What to Do When Your Parent is an Addict
Addiction Treatment – What to Do When Your Parent is an Addict
Drug and alcohol addiction is not an isolated problem. Data from the National Institute on Drug Abuse showed that over 23 million people met the requirements for substance use disorder in 2009. As a child or teenager, you may want to know what to do when your parent is an addict. A situation like that can cause many difficult feelings in a child because of the possible mood swings, violence and fears that they may be taken away from their parents.
What to do when your parent is an addict can be as simple as reaching out to someone or talking to them about the problem, but the situation is often more complex due to the nature of addiction.
Addiction is a Disease
One of the first things that need to be understood about addiction is that it is a disease like any other common disease. Just like when your parents get sick and look for a doctor for help, addiction is much the same. However, unlike most diseases, the addict usually does not want to stop their substance abuse because they have become dependent on it.
Addiction can actually alter the way a person’s brain works making it difficult to interact with the individual like you normally would. They may want to stop their substance abuse, but withdrawal symptoms, cravings and psychological problems prevent them from following through on their own.

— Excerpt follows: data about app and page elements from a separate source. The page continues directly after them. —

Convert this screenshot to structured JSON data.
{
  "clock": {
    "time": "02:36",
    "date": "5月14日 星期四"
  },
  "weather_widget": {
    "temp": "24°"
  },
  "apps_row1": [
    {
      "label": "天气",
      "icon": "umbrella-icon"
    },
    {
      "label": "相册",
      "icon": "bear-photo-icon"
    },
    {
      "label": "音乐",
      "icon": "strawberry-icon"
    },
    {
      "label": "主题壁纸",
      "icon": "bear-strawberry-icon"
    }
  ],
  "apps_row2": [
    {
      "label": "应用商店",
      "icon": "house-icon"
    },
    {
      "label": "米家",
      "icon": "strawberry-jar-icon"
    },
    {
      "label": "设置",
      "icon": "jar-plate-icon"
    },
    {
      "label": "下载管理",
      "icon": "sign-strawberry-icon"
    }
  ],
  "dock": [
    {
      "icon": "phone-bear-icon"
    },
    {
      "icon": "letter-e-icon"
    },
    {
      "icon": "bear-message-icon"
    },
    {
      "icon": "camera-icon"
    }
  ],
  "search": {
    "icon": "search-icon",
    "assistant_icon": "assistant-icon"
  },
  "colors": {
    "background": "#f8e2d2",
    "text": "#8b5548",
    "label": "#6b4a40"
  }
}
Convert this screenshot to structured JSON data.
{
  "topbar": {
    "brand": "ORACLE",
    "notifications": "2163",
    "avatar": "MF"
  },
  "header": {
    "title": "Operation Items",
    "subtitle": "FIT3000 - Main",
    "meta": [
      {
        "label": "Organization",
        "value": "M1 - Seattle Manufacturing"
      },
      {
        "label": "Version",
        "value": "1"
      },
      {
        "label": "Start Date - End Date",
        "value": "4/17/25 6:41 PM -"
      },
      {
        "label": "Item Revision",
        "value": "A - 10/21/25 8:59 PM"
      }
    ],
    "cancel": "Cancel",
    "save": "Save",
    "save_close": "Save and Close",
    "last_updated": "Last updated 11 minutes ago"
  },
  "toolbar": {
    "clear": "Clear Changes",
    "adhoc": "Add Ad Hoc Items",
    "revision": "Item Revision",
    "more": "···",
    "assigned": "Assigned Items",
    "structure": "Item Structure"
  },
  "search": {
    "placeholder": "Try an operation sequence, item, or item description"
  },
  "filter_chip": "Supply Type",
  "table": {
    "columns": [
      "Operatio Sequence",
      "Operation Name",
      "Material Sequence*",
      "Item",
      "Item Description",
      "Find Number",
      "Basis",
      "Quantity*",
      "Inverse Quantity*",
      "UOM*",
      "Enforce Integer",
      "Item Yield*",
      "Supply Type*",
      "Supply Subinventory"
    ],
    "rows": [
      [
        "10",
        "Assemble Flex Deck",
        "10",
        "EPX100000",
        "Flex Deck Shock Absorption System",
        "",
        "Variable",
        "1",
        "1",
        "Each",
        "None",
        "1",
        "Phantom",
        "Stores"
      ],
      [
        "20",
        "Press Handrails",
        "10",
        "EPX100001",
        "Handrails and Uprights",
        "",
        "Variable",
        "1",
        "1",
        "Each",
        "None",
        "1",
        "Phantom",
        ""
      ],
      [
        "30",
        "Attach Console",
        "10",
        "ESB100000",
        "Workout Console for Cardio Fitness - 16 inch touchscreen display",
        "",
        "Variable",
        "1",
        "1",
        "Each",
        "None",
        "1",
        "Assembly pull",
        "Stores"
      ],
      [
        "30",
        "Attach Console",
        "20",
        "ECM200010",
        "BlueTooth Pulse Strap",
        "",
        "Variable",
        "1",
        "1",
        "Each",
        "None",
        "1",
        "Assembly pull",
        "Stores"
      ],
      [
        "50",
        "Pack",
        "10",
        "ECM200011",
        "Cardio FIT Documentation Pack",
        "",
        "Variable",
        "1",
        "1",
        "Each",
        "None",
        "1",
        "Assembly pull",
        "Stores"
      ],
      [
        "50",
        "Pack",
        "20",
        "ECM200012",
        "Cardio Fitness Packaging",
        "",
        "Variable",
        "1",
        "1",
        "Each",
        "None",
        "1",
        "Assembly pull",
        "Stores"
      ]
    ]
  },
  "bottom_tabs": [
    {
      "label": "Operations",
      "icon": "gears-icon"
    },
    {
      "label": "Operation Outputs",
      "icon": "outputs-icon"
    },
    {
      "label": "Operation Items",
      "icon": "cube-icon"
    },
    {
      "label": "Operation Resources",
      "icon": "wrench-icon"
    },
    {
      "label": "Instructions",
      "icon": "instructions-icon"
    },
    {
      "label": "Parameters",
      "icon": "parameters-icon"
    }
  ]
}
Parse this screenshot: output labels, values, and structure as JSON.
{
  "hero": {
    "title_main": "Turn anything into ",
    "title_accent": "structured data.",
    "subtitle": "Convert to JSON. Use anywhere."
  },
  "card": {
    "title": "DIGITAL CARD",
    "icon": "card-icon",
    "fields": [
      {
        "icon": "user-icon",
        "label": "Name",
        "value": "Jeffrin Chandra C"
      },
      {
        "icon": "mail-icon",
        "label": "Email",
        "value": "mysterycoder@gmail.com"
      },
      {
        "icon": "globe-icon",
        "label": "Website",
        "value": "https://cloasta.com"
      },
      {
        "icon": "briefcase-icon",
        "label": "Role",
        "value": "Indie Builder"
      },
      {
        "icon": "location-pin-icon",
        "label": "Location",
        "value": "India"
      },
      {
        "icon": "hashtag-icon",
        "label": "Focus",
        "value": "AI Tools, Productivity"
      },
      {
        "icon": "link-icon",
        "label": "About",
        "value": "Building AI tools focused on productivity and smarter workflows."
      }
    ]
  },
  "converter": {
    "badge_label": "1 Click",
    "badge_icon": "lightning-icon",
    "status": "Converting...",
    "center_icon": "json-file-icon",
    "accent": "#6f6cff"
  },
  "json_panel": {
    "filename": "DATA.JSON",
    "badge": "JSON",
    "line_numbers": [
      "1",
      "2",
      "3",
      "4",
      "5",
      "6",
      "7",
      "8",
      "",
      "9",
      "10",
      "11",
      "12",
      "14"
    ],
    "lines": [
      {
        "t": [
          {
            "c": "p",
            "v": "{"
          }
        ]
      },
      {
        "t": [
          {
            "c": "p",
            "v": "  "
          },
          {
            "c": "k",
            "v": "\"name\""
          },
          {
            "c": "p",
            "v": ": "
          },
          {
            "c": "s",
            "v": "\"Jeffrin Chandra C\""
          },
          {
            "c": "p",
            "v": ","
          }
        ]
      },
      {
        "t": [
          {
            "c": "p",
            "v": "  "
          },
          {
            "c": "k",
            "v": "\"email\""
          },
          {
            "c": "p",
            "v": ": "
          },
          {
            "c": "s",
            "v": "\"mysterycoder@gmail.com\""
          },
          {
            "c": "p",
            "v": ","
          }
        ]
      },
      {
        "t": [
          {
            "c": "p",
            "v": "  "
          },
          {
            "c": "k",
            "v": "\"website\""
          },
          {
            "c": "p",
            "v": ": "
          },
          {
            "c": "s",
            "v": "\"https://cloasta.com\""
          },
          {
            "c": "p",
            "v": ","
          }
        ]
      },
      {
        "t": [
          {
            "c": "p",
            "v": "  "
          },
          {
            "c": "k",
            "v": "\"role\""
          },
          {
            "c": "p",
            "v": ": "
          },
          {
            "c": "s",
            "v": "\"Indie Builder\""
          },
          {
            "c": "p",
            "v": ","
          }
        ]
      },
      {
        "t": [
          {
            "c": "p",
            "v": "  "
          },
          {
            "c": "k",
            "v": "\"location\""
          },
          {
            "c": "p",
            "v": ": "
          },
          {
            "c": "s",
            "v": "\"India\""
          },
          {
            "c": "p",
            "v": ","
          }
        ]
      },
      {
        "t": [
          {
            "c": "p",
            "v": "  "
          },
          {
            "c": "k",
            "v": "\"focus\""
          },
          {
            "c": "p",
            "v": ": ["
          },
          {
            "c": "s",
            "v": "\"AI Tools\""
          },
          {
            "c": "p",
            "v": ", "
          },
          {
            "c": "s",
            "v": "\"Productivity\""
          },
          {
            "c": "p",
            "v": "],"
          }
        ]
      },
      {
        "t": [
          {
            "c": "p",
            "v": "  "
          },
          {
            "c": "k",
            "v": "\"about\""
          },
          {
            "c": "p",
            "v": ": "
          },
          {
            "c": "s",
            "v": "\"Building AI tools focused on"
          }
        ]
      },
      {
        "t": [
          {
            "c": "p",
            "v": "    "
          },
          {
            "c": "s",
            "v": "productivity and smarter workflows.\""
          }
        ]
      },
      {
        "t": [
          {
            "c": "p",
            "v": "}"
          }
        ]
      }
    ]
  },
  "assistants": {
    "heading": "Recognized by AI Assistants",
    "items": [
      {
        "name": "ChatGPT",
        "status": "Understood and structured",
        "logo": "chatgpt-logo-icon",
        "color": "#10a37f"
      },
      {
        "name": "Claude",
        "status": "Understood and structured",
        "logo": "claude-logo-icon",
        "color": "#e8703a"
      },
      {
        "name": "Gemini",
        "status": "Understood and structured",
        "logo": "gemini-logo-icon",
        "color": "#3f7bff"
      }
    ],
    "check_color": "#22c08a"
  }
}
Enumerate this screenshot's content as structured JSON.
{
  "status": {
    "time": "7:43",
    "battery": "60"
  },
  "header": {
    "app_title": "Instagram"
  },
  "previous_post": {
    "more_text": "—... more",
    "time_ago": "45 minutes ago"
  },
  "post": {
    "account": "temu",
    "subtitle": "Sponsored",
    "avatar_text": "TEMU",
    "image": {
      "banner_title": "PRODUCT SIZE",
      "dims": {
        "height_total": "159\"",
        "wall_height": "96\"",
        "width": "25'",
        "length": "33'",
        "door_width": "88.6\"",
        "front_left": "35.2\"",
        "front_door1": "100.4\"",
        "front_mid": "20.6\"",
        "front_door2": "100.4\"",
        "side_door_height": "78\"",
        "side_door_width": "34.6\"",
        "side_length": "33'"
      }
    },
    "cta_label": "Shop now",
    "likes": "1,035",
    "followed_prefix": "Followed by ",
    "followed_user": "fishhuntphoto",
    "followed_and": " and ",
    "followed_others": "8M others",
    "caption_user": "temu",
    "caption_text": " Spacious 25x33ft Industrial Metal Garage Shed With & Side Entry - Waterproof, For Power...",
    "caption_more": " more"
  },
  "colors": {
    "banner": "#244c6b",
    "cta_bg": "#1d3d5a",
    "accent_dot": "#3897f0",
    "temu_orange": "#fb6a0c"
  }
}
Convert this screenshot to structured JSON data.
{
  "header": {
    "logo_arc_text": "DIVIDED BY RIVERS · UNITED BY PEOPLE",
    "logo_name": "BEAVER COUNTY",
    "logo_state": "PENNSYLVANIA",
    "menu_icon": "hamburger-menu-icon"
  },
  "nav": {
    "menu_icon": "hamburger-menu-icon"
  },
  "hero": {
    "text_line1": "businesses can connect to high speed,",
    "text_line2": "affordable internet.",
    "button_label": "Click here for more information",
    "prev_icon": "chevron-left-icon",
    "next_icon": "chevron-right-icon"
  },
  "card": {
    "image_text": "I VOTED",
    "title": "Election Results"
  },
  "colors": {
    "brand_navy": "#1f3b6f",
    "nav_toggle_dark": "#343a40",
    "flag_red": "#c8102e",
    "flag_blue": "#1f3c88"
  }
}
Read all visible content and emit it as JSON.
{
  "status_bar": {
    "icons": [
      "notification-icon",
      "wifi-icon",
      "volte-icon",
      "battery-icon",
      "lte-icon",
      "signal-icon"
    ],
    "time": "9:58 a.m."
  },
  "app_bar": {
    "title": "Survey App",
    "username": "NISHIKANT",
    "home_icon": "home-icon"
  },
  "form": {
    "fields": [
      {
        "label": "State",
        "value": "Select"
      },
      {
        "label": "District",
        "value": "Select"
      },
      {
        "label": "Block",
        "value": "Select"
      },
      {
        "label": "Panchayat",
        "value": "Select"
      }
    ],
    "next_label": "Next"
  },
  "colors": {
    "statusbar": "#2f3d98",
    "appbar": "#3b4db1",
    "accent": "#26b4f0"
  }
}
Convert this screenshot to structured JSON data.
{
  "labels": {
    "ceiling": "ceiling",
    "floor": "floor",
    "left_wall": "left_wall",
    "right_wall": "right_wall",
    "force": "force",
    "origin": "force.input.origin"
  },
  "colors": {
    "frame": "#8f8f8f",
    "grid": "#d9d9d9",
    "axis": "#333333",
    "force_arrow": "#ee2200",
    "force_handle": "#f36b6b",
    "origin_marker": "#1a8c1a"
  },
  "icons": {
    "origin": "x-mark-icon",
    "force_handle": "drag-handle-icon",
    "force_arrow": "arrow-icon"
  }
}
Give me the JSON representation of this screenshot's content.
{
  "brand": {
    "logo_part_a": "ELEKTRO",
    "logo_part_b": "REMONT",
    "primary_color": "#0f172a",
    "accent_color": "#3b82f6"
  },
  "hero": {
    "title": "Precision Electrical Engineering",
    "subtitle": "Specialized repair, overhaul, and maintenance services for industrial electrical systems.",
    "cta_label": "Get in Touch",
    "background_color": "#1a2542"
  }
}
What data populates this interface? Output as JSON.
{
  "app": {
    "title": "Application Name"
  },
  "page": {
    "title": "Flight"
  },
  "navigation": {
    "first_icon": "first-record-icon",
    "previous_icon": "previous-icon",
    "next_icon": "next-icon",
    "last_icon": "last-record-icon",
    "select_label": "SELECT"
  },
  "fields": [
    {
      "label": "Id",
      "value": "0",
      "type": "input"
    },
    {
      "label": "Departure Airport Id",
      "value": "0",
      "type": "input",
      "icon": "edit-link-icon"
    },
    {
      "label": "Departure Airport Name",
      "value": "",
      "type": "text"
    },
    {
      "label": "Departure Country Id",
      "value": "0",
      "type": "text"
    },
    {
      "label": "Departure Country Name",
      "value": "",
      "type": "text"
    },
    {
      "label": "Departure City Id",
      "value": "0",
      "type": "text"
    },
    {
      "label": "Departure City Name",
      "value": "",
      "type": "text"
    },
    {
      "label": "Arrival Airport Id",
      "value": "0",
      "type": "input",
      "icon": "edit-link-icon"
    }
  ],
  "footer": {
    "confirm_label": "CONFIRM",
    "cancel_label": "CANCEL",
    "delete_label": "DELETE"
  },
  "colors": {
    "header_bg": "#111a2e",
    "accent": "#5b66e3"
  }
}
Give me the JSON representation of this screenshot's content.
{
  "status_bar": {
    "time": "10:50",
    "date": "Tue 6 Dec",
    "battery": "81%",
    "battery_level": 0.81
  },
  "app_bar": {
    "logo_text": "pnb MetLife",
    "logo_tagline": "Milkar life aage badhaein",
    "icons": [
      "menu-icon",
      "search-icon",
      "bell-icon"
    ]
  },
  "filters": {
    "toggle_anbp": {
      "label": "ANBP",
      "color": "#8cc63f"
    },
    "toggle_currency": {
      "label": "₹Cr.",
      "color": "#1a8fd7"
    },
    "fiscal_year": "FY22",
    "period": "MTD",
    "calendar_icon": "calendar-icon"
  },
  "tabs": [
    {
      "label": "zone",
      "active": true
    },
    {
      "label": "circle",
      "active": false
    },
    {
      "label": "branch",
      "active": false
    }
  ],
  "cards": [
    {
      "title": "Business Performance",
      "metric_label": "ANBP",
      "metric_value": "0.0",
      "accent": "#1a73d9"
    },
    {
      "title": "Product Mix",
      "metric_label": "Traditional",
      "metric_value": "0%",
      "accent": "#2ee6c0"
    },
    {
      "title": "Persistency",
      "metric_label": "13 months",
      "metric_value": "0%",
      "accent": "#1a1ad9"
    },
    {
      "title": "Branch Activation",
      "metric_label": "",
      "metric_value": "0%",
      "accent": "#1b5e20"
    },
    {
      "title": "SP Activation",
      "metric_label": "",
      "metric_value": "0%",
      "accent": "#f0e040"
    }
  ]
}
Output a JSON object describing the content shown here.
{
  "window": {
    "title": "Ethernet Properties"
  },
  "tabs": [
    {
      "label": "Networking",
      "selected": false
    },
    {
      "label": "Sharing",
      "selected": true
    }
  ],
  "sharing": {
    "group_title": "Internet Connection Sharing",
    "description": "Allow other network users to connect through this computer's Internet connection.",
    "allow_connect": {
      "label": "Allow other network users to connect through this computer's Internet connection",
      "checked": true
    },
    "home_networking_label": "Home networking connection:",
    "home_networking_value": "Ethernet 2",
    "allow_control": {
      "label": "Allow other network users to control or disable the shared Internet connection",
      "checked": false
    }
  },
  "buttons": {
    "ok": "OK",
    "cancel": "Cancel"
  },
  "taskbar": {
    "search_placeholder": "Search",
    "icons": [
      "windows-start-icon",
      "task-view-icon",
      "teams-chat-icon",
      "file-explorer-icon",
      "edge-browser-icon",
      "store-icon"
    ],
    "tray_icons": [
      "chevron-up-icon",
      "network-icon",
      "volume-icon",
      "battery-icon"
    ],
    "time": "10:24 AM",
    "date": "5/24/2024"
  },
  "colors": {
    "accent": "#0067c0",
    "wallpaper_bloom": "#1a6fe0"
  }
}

Ultimately, what to do when your parent is an addict is to find professional assistance so that they can manage and recover from their addiction. Once they receive treatment, how to support an addict in recovery then becomes your focus as a child.
How to Help an Addict without Enabling Them
You may have heard the term “enabling” or “enabler” before, but what does it mean? Enabling an addict refers to what a child, spouse or friend does that in a way makes it okay or allows the addict to continue with their addiction. It is not that the enabler wants to help them abuse drugs – they have the right intentions, but their actions end up delaying the consequences that the addicts have to face.
An enabler usually acts out of embarrassment, shame or fear in order to protect the addict and themselves from the negative outcomes and consequences of the addict’s behavior.
How to help an addict without enabling is by first yourself admitting that there is a problem so that you can begin to express the pain, grief and hurt that may have welled up inside of you. Creating boundaries in your relationship with your parents can help to be in a position to offer them support and love to help them get better. It can also help you to forgive them for their disease.
To deal with the negative emotions caused by that addiction, it is important to find help for yourself too. Support groups designed for the family of addicts can put you in an environment where you can discuss your issues with people who have gone through the same situation.
Another aspect of what to do when your parent is an addict is waiting for them to be a sober state of mind before making them aware of how you feel.
How to support an addict in recovery as a child starts with learning what you can about their addiction. This can help you to understand why they did what they did and how it was not your fault. Support and love without enabling their behavior is the best way to help your parent through recovery.
If you or a loved one needs help with abuse and/or treatment, please call the WhiteSands Treatment at (877) 855-3470. Our addiction specialists can assess your recovery needs and help you get the addiction treatment that provides the best chance for your long-term recovery.